SINGAPORE — From a planned gas cylinder explosion attack to an actual assassination-by-hand-grenade attempt, anecdotes and artefacts not seen by the public before that depict the dangers faced by Internal Security Department (ISD) officers were revealed for the first time on Tuesday (Oct 24).
The exhibition, held in conjunction with the ISD’s 75th anniversary, traced the department’s origin as the Singapore Special Branch in 1948, as well as key security events and threats faced by Singapore since pre-independence.
The one-day exhibition was open only to the guests attending a closed-door dinner on Tuesday at the Ritz Carlton, Millenia Singapore. In attendance were Prime Minister Lee Hsien Loong, who was the guest-of-honour, other ministers, as well as past and present ISD officers.
In a speech at the dinner, Mr Lee spoke about why it is vital to have a capable and vigilant ISD to protect Singapore, and highlighted three key security issues that he said preoccupy the Government — the threat of terrorism, the dangers posed by foreign influence operations and domestic vulnerabilities.
He noted that Singapore’s terrorism threat springs from the broader security situation in the region.
He added: “As a diverse multiracial and multi-religious nation, our inherent fault lines will always exist. And being such an open and interconnected society, our people are susceptible to many external influences.”
Here are some highlights of the artefacts and anecdotes displayed at the exhibition, which the media were given limited access to:
Grenade attack on two Special Branch officers
The Communist Party of Malaya on Sept 11, 1952 carried out a grenade attack on two Special Branch officers — Chief Inspector Lau Siew Foo and Detective Sergeant Yow Chong Hoi — and their driver.
An ISD officer, only identified by his initials IAR, said this of the kidnapping plan: “This strengthened our officers’ determination to neutralise the JI threat.”
‘Laju’ ferry hijacking
Four armed terrorists staged an attack on an oil refinery facility on Pulau Bukom Besar, south of mainland Singapore.
After the failed attack, the four then hijacked a ferry called Laju and held its crew members hostage in exchange for a safe passage out of Singapore.

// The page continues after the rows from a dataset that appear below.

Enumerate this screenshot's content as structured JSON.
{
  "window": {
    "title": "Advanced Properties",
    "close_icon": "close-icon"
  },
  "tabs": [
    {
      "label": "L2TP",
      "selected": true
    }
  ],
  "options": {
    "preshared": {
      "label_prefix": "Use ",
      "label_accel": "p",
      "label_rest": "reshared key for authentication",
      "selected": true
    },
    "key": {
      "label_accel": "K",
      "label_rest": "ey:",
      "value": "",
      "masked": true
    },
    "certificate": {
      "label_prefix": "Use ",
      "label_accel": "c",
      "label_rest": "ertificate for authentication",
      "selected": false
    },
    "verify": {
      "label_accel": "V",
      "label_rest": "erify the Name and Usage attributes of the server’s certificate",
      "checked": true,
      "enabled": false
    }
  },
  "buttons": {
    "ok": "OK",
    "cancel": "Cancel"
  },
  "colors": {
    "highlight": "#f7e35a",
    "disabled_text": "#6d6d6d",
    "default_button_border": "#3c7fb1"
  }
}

Pages from the Bukom/Laju case report displayed a car used by the hijackers, armed with improvised hand grenades.
The hijackers demanded that 13 Singapore government officials accompanied them on their flight out of Singapore as guarantor for their safety.

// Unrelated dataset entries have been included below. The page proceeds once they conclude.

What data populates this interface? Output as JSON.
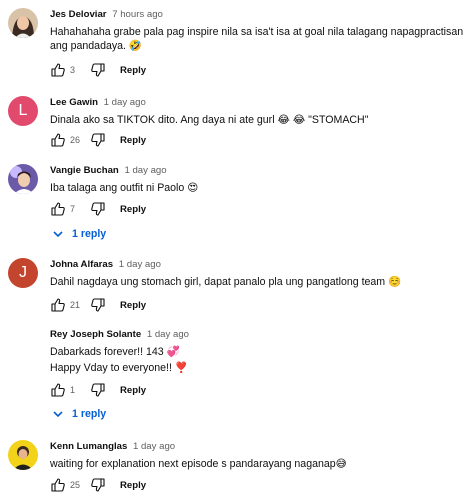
{
  "colors": {
    "accent": "#065fd4",
    "avatar_l": "#e14a6d",
    "avatar_j": "#c3452d"
  },
  "comments": [
    {
      "author": "Jes Deloviar",
      "time": "7 hours ago",
      "text": "Hahahahaha grabe pala pag inspire nila sa isa't isa at goal nila talagang napagpractisan ang pandadaya. 🤣",
      "likes": "3",
      "reply_label": "Reply",
      "avatar": "photo-avatar"
    },
    {
      "author": "Lee Gawin",
      "time": "1 day ago",
      "text": "Dinala ako sa TIKTOK dito. Ang daya ni ate gurl 😂 😂 \"STOMACH\"",
      "likes": "26",
      "reply_label": "Reply",
      "avatar_letter": "L"
    },
    {
      "author": "Vangie Buchan",
      "time": "1 day ago",
      "text": "Iba talaga ang outfit ni Paolo 😍",
      "likes": "7",
      "reply_label": "Reply",
      "replies_label": "1 reply",
      "avatar": "photo-avatar"
    },
    {
      "author": "Johna Alfaras",
      "time": "1 day ago",
      "text": "Dahil nagdaya ung stomach girl, dapat panalo pla ung pangatlong team ☺️",
      "likes": "21",
      "reply_label": "Reply",
      "avatar_letter": "J"
    },
    {
      "author": "Rey Joseph Solante",
      "time": "1 day ago",
      "text": "Dabarkads forever!! 143 💞",
      "text2": "Happy Vday to everyone!! ❣️",
      "likes": "1",
      "reply_label": "Reply",
      "replies_label": "1 reply"
    },
    {
      "author": "Kenn Lumanglas",
      "time": "1 day ago",
      "text": "waiting for explanation next episode s pandarayang naganap😅",
      "likes": "25",
      "reply_label": "Reply",
      "avatar": "photo-avatar"
    }
  ]
}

The 13 volunteers included the late former President S R Nathan, who was then director of security and intelligence at the Ministry of Defence, and former ISD officer Saraj Din.
Mr Saraj, who had just learnt two weeks prior to the incident that his wife was pregnant with their first child, said: “We did not know what was going to happen to us but we were prepared to do whatever the situation demanded. To us, we saw it more as a duty than a sacrifice.”